* Work instructions *
A verbatim copy of the lines starting at the one with "Extract the structured" and ending at the last line below is required; include nothing else.

* Dataset content *
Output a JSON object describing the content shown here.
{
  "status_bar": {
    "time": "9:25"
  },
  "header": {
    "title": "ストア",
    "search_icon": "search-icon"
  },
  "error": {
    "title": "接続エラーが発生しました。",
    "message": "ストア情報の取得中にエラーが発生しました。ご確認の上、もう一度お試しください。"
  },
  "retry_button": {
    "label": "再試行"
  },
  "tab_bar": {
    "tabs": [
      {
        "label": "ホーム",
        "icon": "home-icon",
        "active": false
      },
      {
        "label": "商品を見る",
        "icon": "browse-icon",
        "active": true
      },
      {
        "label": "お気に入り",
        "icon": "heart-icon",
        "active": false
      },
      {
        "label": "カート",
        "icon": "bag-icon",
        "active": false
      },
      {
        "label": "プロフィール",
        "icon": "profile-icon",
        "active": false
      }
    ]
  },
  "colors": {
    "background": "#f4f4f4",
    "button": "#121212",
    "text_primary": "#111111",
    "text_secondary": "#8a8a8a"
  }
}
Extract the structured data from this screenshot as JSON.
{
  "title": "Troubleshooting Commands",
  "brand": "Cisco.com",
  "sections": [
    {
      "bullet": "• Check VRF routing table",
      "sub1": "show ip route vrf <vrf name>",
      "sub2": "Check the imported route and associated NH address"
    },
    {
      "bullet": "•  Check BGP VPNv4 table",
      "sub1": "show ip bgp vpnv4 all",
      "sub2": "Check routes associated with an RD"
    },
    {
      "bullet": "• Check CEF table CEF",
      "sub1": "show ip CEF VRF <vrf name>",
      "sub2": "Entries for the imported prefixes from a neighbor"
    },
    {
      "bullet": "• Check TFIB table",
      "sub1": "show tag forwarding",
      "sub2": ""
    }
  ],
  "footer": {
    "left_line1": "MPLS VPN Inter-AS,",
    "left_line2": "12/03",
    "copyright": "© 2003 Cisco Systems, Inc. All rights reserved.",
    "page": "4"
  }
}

* Output of the exercise *
Extract the structured data from this screenshot as JSON.
{
  "title": "Troubleshooting Commands",
  "brand": "Cisco.com",
  "sections": [
    {
      "bullet": "• Check VRF routing table",
      "sub1": "show ip route vrf <vrf name>",
      "sub2": "Check the imported route and associated NH address"
    },
    {
      "bullet": "•  Check BGP VPNv4 table",
      "sub1": "show ip bgp vpnv4 all",
      "sub2": "Check routes associated with an RD"
    },
    {
      "bullet": "• Check CEF table CEF",
      "sub1": "show ip CEF VRF <vrf name>",
      "sub2": "Entries for the imported prefixes from a neighbor"
    },
    {
      "bullet": "• Check TFIB table",
      "sub1": "show tag forwarding",
      "sub2": ""
    }
  ],
  "footer": {
    "left_line1": "MPLS VPN Inter-AS,",
    "left_line2": "12/03",
    "copyright": "© 2003 Cisco Systems, Inc. All rights reserved.",
    "page": "4"
  }
}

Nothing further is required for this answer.